- 1 Did the British protect Singapore?
- 2 What happened to the British in Singapore?
- 3 How did Britain defend Singapore?
- 4 Why British lost to the Japanese in Singapore?
- 5 Why did we surrender Singapore?
- 6 Why did Britain give up Singapore?
- 7 Why did British give up Singapore?
- 8 What was Singapore before 1819?
- 9 Why is Singapore so rich?
- 10 What did Singapore used to be called?
- 11 Did the British fight the Japanese in ww2?
- 12 Why was Singapore once thought to be an impregnable fortress before being invaded by the Japanese?
Did the British protect Singapore?
The Battle of Singapore was fought from 8 to 15 February 1942 between Allied (mainly British Commonwealth) and Japanese forces. Despite its limited defences, the political leaders and media at the time contributed to the impression that Singapore was secure against any attack.
What happened to the British in Singapore?
On January 31st 1942, overestimating the size of the enemy forces, the British retreated to Singapore, falling back over the causeway that separated it from the mainland. Meanwhile the Japanese swarmed south, some on stolen bicycles, through the jungle from Kota Bahru towards Singapore, which lay over 600 miles south.
How did Britain defend Singapore?
Britain ‘s naval presence at Singapore was strong. A squadron of warships was stationed there lead by the modern battleship “Prince of Wales” and the battle cruiser “Repulse”. Prince of Wales (left) and Repulse (right) under attack by Japanese aircraft.

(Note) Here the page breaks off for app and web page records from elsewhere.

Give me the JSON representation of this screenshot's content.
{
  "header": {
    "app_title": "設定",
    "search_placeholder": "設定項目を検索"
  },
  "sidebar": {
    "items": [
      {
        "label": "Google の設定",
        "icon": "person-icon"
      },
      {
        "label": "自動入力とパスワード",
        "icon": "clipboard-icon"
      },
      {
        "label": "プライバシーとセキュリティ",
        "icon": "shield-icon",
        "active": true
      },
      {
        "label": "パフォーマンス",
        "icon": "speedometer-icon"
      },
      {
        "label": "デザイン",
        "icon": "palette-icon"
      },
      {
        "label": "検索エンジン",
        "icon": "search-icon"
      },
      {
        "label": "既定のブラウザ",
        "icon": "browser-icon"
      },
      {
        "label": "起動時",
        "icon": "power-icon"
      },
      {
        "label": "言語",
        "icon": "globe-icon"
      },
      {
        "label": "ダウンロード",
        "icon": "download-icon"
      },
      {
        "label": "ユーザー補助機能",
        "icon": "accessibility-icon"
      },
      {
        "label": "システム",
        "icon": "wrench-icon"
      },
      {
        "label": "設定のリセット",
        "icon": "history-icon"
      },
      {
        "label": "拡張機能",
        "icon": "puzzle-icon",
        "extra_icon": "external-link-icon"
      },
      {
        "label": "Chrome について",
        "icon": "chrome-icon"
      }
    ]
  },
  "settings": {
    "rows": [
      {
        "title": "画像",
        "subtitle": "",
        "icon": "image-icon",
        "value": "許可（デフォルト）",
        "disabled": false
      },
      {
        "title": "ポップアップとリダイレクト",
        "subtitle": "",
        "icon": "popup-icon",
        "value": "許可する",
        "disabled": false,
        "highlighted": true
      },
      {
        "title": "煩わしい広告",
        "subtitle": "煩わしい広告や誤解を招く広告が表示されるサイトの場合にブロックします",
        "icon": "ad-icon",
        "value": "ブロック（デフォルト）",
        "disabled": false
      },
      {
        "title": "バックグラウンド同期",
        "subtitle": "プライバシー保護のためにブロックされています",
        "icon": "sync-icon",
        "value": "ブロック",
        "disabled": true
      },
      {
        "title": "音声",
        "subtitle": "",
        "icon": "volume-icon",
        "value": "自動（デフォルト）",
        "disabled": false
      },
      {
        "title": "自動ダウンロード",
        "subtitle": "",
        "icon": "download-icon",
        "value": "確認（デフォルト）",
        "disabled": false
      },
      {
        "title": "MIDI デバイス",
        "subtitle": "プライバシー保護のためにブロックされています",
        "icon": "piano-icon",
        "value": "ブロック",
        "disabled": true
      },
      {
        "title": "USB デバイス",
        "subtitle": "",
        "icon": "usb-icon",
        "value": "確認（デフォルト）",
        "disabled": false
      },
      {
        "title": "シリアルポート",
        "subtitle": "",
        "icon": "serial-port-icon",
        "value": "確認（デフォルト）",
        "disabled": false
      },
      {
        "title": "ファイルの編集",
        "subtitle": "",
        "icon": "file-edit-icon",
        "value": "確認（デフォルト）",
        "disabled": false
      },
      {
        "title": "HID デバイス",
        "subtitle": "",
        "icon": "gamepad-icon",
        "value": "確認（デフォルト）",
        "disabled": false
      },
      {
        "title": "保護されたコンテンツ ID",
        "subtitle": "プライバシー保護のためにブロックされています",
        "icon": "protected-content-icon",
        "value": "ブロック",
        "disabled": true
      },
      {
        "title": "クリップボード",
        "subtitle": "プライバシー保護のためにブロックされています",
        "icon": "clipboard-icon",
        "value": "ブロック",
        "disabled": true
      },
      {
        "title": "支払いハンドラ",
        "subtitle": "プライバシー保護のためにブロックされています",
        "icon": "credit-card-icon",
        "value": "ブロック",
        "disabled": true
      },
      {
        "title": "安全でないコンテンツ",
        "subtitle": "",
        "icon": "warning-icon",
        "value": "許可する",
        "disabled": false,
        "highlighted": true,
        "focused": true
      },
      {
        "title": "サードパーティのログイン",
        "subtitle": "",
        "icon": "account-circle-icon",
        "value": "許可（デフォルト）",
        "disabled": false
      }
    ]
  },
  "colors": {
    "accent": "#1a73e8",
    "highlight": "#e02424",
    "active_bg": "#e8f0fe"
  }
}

Why British lost to the Japanese in Singapore?
The British Empire’s air, naval, and ground forces which were needed to protect the Malayan peninsula were inadequate from the start, and the failure of General Percival to counter the pincer movements of the Japanese led to the withdrawal of British Empire forces to Singapore.
Why did we surrender Singapore?
‘Britain realised the potential threat which Japan posed to her Empire in the Far East,’ Wynn said. The naval base and resources available were not enough and just two months after the Pacific War began, British Lieutenant-General Percival was forced to surrender 136,000 men in Singapore to the Japanese army.
Why did Britain give up Singapore?
In November 1967, the British were forced to devalue the pound due to mounting economic problems. This led to deep cuts to its government budget, and it became increasingly clear that the British government could no longer uphold its military commitment in Southeast Asia.
Why did British give up Singapore?
The failure of the British to defend Singapore had destroyed their credibility as infallible rulers in the eyes of the locals in Singapore. On 9 August 1965, Singapore officially left Malaysia to become the independent Republic of Singapore, due to political, economic and racial disputes.
What was Singapore before 1819?
ABOUT “ SINGAPURA BEFORE 1819” The earliest records in which Singapore is mentioned describe it as a thriving port in the 14th century. It was known by different names then: The Chinese traders called it Danmaxi (Temasik or Temasek), while in the Sejarah Melayu (The Malay Annals), it was called Singapura.
Why is Singapore so rich?
Today, the Singapore economy is one of the most stable in the world, with no foreign debt, high government revenue and a consistently positive surplus. The Singapore economy is mainly driven by exports in electronics manufacturing and machinery, financial services, tourism, and the world’s busiest cargo seaport.
What did Singapore used to be called?
Sometime in the 14th century the name was changed to Singapura, which is now rendered as Singapore in English. Singapura means “Lion City” in Sanskrit, and Sang Nila Utama is usually credited with naming the city, although its actual origin is uncertain.
Did the British fight the Japanese in ww2?
The British Empire waged ceaseless war against Japan between December 1941 and August 1945, in defeat and retreat at first, stabilizing in 1943 as the Allies hit back and the Japanese tide abated, and turning to the offensive in 1944.
Why was Singapore once thought to be an impregnable fortress before being invaded by the Japanese?
A naval base was constructed in Sembawang and huge guns were emplaced in strategic locations along Singapore’s coastlines to fend off possible naval attacks which made people believe that Singapore had good defence and was a safe country. Hence, people thought that Singapore was an impregnable fortress.